Available data:

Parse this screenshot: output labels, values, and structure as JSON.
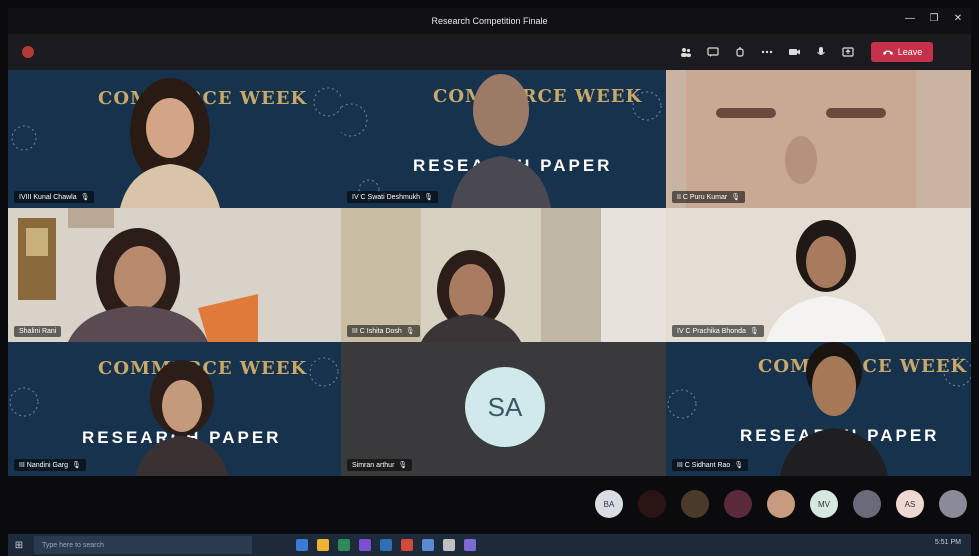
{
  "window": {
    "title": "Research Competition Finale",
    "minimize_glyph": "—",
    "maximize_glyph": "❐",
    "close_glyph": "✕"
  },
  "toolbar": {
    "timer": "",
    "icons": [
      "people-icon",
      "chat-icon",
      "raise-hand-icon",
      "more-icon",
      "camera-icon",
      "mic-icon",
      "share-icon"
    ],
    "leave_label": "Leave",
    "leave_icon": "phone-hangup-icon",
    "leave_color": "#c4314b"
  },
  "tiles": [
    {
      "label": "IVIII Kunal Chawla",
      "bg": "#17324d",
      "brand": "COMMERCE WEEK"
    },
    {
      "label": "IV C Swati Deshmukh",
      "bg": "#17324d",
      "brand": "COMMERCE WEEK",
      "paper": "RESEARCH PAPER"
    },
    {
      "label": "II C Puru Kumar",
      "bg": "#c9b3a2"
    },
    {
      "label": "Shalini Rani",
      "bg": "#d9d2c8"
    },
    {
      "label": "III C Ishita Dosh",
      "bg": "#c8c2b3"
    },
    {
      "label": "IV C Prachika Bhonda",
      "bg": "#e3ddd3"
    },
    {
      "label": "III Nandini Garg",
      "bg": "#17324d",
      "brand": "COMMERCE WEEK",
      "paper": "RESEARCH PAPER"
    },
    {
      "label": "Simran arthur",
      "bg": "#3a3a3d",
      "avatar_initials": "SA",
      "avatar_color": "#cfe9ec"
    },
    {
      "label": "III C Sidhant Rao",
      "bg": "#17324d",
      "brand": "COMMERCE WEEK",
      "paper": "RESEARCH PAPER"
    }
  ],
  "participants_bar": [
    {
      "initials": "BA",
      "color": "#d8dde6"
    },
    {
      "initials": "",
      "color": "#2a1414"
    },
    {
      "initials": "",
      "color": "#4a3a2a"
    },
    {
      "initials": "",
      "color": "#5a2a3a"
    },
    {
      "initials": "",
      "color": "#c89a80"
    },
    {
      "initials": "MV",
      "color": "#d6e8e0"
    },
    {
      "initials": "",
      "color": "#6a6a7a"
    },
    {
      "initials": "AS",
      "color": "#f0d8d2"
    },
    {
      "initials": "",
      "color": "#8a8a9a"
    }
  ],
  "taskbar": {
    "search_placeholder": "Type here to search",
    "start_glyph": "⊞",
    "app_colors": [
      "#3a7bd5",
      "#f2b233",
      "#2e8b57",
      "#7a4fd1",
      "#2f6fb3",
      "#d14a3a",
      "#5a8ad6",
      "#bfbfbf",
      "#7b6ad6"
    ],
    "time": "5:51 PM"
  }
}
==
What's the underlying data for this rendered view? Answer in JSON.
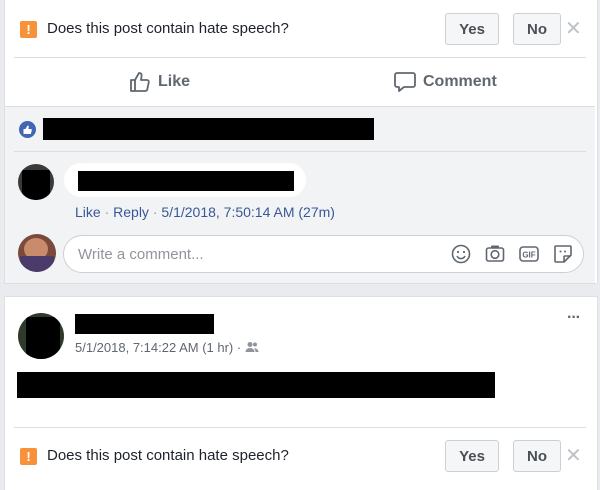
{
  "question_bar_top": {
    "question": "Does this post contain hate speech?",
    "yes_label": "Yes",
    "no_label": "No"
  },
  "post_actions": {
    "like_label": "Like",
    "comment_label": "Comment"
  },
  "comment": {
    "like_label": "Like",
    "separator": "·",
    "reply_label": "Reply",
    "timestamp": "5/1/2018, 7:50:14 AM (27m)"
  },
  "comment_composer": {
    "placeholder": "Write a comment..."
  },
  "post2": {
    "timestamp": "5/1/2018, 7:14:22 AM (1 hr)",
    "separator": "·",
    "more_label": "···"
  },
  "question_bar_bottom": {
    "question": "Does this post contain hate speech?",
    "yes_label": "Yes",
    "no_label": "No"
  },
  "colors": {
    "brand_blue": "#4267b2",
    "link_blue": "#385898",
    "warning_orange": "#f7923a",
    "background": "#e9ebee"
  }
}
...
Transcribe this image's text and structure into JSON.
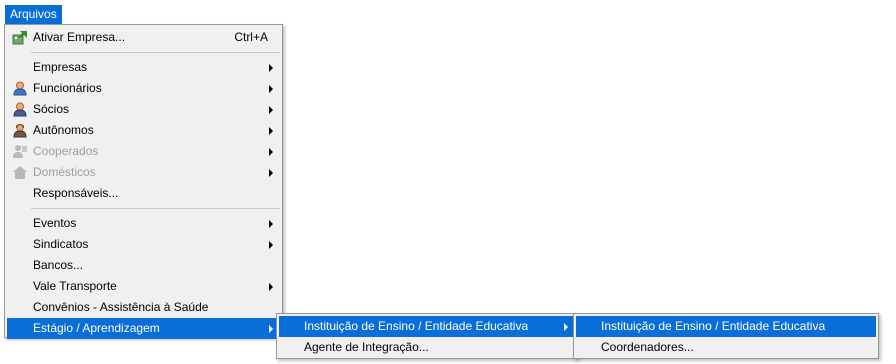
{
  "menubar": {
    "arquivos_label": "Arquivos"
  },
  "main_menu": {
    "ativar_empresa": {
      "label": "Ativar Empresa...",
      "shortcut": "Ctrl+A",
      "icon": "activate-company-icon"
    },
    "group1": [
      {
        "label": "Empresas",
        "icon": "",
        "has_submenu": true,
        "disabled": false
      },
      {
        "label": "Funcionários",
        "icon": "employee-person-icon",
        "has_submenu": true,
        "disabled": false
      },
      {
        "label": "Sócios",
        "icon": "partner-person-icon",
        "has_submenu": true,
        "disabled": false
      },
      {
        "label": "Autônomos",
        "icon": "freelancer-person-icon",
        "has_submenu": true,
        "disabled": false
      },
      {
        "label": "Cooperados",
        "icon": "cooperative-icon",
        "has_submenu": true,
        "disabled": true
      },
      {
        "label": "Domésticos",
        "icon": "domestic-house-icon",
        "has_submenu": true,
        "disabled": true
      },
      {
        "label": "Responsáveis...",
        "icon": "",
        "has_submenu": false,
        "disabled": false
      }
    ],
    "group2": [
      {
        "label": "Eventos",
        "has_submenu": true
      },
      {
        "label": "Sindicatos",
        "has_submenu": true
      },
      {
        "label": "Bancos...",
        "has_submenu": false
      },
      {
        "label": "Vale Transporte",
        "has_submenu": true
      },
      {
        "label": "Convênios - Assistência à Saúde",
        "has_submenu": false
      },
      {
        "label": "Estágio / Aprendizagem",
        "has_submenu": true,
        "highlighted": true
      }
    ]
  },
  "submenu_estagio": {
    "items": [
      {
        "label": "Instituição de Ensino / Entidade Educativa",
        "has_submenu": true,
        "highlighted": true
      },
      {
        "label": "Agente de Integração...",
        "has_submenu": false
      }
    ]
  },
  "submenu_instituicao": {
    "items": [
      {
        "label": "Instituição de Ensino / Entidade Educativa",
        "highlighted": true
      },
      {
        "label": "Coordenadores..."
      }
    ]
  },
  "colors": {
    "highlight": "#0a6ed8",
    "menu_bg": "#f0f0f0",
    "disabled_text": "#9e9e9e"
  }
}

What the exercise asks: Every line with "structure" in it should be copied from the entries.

Your response:
Parse this screenshot: output labels, values, and structure as JSON.
Transcribe this image's text and structure into JSON.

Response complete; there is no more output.